#### WHAT THE EXERCISE ASKS:
Scan the entries below and return each line that contains "caliber".
═══ PROVIDED DATA
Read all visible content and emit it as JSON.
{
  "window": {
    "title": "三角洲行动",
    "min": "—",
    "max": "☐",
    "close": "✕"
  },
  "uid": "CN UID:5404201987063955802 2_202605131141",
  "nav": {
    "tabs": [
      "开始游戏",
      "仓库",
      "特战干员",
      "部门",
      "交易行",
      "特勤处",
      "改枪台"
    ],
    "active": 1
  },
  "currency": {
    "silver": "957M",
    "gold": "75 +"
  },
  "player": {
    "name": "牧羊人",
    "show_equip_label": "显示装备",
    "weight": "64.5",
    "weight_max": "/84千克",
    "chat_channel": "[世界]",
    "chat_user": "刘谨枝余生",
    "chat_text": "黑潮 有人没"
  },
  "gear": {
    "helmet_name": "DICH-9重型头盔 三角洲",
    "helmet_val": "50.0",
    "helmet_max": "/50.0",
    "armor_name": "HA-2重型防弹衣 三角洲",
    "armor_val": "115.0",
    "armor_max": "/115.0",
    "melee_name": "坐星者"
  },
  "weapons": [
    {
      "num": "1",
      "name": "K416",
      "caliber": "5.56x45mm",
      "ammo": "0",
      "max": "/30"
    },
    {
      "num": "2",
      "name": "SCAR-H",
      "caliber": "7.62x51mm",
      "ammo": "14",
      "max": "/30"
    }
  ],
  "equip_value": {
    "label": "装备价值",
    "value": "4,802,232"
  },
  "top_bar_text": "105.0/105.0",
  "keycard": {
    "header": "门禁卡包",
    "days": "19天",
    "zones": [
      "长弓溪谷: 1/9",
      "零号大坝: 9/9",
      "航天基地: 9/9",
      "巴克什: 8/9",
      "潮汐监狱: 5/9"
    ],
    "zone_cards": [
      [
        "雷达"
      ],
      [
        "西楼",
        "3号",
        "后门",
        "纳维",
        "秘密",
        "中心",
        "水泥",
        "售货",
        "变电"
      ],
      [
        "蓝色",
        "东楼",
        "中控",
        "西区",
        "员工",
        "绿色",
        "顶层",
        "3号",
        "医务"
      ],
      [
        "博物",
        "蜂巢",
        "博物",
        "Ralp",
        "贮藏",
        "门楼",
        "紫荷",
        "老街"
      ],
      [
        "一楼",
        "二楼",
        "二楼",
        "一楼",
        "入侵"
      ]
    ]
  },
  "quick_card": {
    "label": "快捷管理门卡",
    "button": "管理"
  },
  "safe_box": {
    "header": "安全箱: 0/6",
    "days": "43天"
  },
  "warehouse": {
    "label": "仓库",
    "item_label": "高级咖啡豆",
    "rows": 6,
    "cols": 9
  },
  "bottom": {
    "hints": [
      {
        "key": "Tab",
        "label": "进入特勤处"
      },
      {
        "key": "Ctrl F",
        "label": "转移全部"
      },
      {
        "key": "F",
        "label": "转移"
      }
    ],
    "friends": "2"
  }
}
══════
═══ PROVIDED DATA
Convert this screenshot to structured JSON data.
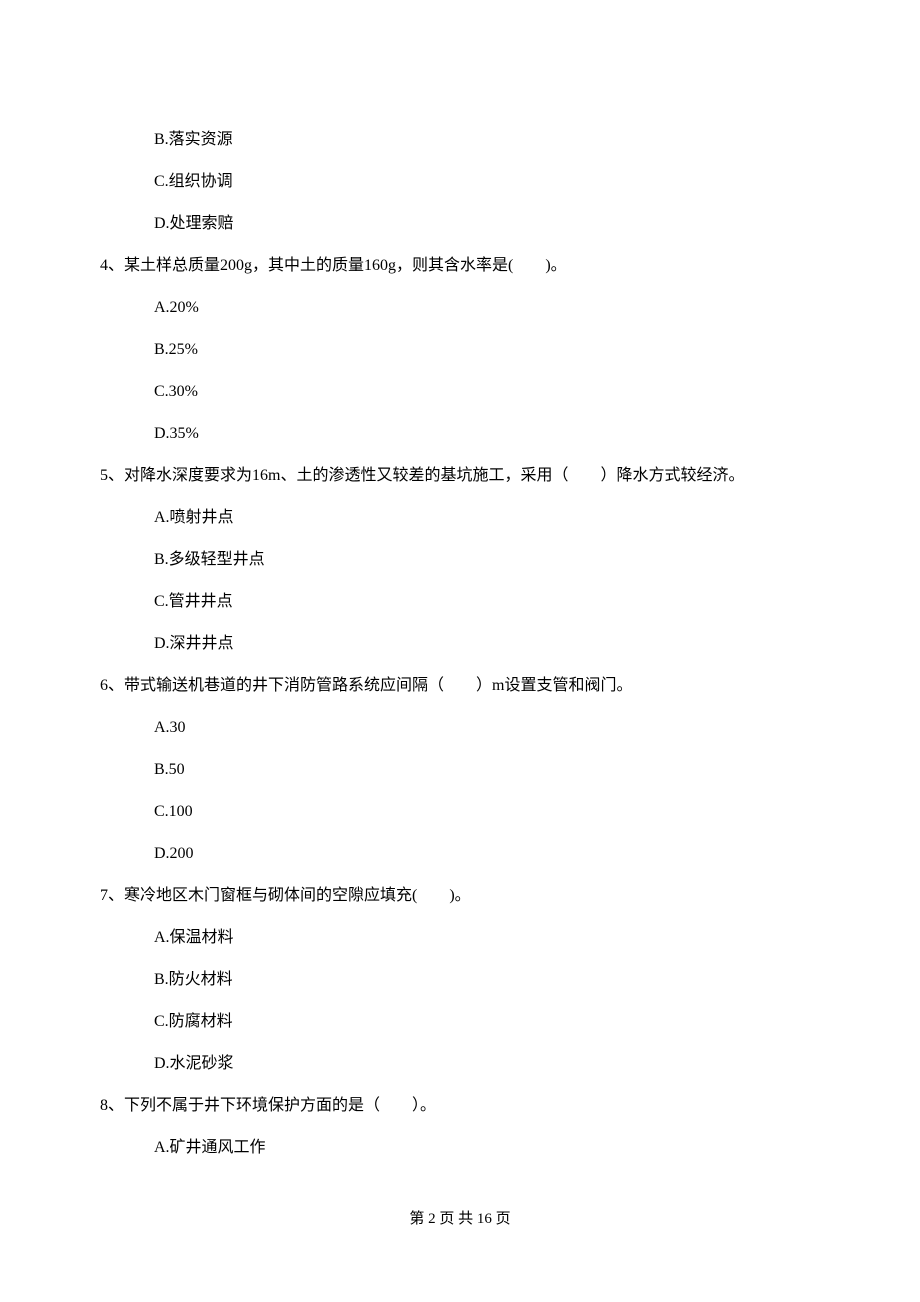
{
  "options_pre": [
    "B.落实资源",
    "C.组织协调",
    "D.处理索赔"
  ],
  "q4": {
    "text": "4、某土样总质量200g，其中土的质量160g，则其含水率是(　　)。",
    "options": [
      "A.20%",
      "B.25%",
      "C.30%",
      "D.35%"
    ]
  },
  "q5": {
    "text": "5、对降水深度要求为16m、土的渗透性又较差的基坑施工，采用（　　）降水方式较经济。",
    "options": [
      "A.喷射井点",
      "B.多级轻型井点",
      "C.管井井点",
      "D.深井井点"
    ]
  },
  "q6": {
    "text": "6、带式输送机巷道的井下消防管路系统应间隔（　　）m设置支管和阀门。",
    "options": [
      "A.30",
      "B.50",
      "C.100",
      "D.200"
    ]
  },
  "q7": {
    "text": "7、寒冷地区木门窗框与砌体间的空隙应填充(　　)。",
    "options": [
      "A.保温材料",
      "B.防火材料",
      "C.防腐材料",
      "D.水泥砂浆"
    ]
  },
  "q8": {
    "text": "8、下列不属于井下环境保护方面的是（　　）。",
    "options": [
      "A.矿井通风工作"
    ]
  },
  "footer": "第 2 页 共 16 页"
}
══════
#### ANSWER FOR THIS EXERCISE:
      "caliber": "5.56x45mm",
      "caliber": "7.62x51mm",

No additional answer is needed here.